In the summer of 2004, when I had just arrived at the University of Western Ontario, my new colleague Alan MacEachern invited me to join a small group that was putting together a grant application. The federal agency SSHRC had just announced funding for the design of something called 'research clusters'. At the time none of us was particularly clear what these clusters were supposed to be, and like many of the best kinds of opportunity, I don't think that SSHRC was really clear either. We eventually settled on the idea that the main task of clusters was 'knowledge mobilization', which left the matter nicely open.
Our initial grant application was successful, and five of us set to work to develop NiCHE, the Network in Canadian History & Environment / Nouvelle initiative canadienne en histoire de l'environnement. As we tried various things we kept track of activities and participants, allowing us to visualize the emergence of our research network. I should say up front that NiCHE doesn't cause research and is prohibited from directly funding research per se. Instead we find ways to facilitate research and training in environmental history broadly construed, and to mobilize the knowledge that researchers create.

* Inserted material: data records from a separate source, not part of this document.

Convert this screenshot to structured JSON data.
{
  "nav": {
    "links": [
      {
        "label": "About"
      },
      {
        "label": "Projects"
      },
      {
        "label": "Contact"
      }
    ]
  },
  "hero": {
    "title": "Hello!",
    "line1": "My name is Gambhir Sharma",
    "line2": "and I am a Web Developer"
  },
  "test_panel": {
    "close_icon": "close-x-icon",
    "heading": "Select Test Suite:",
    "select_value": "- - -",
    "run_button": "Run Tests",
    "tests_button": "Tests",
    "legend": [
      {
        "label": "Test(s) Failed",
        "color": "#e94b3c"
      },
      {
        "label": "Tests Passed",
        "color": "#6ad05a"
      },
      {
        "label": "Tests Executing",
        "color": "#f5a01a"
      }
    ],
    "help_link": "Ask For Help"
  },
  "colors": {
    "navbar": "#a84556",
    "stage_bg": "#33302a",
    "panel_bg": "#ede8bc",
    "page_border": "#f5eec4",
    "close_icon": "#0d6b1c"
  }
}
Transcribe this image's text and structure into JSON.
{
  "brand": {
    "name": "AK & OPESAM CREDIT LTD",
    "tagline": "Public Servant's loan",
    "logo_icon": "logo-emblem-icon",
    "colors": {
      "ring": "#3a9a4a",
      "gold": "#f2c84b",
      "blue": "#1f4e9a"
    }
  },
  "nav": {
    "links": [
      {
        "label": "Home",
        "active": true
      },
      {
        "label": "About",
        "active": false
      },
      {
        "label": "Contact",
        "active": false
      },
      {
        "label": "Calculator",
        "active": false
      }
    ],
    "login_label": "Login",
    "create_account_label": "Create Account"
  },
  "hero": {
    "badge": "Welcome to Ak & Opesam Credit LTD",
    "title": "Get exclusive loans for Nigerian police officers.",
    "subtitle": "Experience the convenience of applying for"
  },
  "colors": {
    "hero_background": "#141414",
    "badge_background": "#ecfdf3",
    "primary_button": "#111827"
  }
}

One of the tools that we use for visualization is an open source package called Graphviz. We create a file that specifies entities (people, publications, field trips, etc.) and the relationships between them, then we hand off that file to Graphviz, which uses sophisticated algorithms to figure out a neat way to plot the network. We've found such visualization to be very useful, even though it can only ever show the tip of a much larger social iceberg. In our graphs, two people may be linked because they attended the same meeting or each published a chapter in a book. Our data doesn't show whether they knew each other in grad school, have a longstanding rivalry, or both secretly like Buffy the Vampire Slayer.
The original NiCHE executive group worked quite closely together. One of the interesting facts about networks is that the number of possible pairwise relations between entities grows much faster than the number of entities as the network gets larger. Two people have at most one relationship, three people can have three (AB, BC, AC), four people can have six (AB, AC, AD, BC, BD, CD). The ten possible pairwise relationships between the five of us looked like this:
One of the first things that we tried to do was provide licenses for Groove collaborative software to all of the people who were interested in joining NiCHE. For people with Windows machines the software worked very well. Unfortunately, it never really worked for people with Macs. We had to supplement Groove with other software, find suboptimal workarounds, and eventually abandon it. For a while, however, it gave us a way to interact relatively closely with NiCHE members who also happened to be tech-savvy Windows users. Our network took on a hub-and-spoke form.
To reach out to more potential participants, we formed an advisory group and held a meeting in Toronto. Instead of one hub, we now had two, with some bridging members who participated in both online and face-to-face activities.
The executive group split up to host regional meetings in other cities across Canada.
We put together an online directory so members could add information about themselves. The directory allowed us to contact people and tell them about upcoming activities. Since it was publicly accessible, the directory also allowed NiCHE members to learn more about one another.
Although adding one's name to a directory is a relatively weak form of participation, we found that many people became more active in NiCHE over time. The network seemed to extend to new participants, many of whom would then get involved in a number of subsequent projects. There is a saying in free / open source software, "contribute nothing, expect nothing." Conversely we could say that the people who contributed something to NiCHE could expect something from us. Some of them contributed articles to a special issue of the journal Environmental History. Some contributed chapters to a new textbook, Method and Meaning in Canadian Environmental History.
Subsequent activities like a summer school and a graduate student workshop brought in some new participants, and brought back many more:
When SSHRC announced a much larger grant for strategic knowledge clusters, we were able to include a version of the last figure as part of our application. (The Graphviz script that generated it is here.)
A year and half later, we're in the process of scaling up NiCHE activities by a couple of orders of magnitude. Network visualization gives us some insight into the work of a few hundred people who are loosely affiliated with NiCHE and collaborating in many different ways. We can identify people who have energy and initiative to share, and try to help them. Some provide 'bonding capital', tying tightly-linked groups closer together. Some provide 'bridging capital', mobilizing knowledge from one region or disciplinary specialization to another. We can also be more strategic about developing the connections that still need to be made, to make our network stronger and more effective. (For more about social networks, see Clay Shirky's new Here Comes Everybody.)
What is more exciting is that we are getting closer to the point where we can make these kind of tools available to everyone in NiCHE. People will be able to enter their own information about research collaborations and interests, and explore social connections within the network. It will become much easier to find joint acquaintances to make introductions or to find people with particular skills or expertise.
Tags: Graphviz | social network analysis | SSHRC (Social Sciences and Humanities Research Council of Canada) | visualization